Mobilising Society and Economy in the Metropolitan Area of Berlin during the Second World War

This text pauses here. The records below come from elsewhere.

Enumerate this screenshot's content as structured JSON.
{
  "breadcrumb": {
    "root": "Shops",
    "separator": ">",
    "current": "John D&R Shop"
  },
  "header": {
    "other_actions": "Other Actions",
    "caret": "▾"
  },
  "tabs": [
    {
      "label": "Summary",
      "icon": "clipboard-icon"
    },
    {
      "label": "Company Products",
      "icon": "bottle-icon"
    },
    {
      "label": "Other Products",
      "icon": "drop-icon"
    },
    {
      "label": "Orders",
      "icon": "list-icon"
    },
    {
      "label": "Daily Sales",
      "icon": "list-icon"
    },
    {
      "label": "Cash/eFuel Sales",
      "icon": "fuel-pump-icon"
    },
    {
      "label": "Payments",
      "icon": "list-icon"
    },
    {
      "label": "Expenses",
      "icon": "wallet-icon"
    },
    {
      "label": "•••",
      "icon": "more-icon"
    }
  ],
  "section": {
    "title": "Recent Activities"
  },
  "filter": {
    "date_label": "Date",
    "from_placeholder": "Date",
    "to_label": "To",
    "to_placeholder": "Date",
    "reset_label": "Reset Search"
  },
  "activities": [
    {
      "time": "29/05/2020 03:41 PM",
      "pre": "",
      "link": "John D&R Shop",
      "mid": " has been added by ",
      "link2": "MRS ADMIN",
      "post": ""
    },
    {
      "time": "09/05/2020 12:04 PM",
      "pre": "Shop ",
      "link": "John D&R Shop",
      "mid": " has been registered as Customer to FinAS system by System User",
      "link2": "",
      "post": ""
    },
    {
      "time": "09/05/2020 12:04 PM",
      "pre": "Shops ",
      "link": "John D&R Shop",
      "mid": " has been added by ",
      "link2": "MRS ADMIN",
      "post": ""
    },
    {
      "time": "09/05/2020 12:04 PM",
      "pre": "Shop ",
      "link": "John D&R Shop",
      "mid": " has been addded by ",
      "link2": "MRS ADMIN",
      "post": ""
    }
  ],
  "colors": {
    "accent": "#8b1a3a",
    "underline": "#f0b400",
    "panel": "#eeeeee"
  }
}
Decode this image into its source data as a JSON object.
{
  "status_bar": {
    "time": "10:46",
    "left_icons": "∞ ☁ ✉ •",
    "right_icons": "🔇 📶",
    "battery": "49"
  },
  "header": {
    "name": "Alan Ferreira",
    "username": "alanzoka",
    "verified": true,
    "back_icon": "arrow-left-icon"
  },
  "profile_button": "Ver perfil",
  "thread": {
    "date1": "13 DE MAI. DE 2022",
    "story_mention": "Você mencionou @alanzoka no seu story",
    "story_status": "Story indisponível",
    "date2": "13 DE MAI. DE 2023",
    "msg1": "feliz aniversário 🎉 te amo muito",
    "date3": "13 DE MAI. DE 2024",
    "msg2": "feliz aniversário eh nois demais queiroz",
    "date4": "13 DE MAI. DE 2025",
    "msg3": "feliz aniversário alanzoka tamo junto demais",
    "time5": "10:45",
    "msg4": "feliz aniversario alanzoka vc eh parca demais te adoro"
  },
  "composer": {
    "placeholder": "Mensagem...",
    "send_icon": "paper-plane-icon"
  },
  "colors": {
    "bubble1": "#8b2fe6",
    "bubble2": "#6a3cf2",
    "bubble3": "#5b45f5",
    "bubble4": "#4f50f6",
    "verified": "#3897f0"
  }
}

This research project explores processes of political mobilisation in the conurbation of the German capital in Nazi Germany. This economic region with 5.3 million inhabitants in 1939 covered an area from Potsdam in the west to Oranienburg in the north and comprised several outstanding military installations. The capital Berlin and the Prussian province of Brandenburg had close administrative ties. Therefore, a network of overlapping and interacting central, regional and municipal institutions was responsible for the regulation of complex economic, social and political developments. The project focuses on the question of how these political institutions dealt with the challenges of war, e.g. the massive expansion of armaments production, the supply of the civilian population under the stress of aerial warfare, the influx of forced labourers and the control of the workforce as well as the evacuation of industrial plants, central administrations and party offices to the less affected outskirts of Berlin. In order to cope with the growing challenges of total warfare, new means of societal regulation and control were implemented by the political authorities. Drawing on recent research on new forms of governance in Nazi Germany and the concept of mobilisation dictatorship, the research project aspires to offer new insights into the interaction of political mobilisation and social dynamics in the Nazi dictatorship.
Prof. Dr. Thomas Schaarschmidt
Leibniz Centre for Contemporary History
Am Neuen Markt 1
D - 14467 Potsdam
Office: Am Neuen Markt 1, room 0.18
Email: schaarschmidt [at] zzf-potsdam.de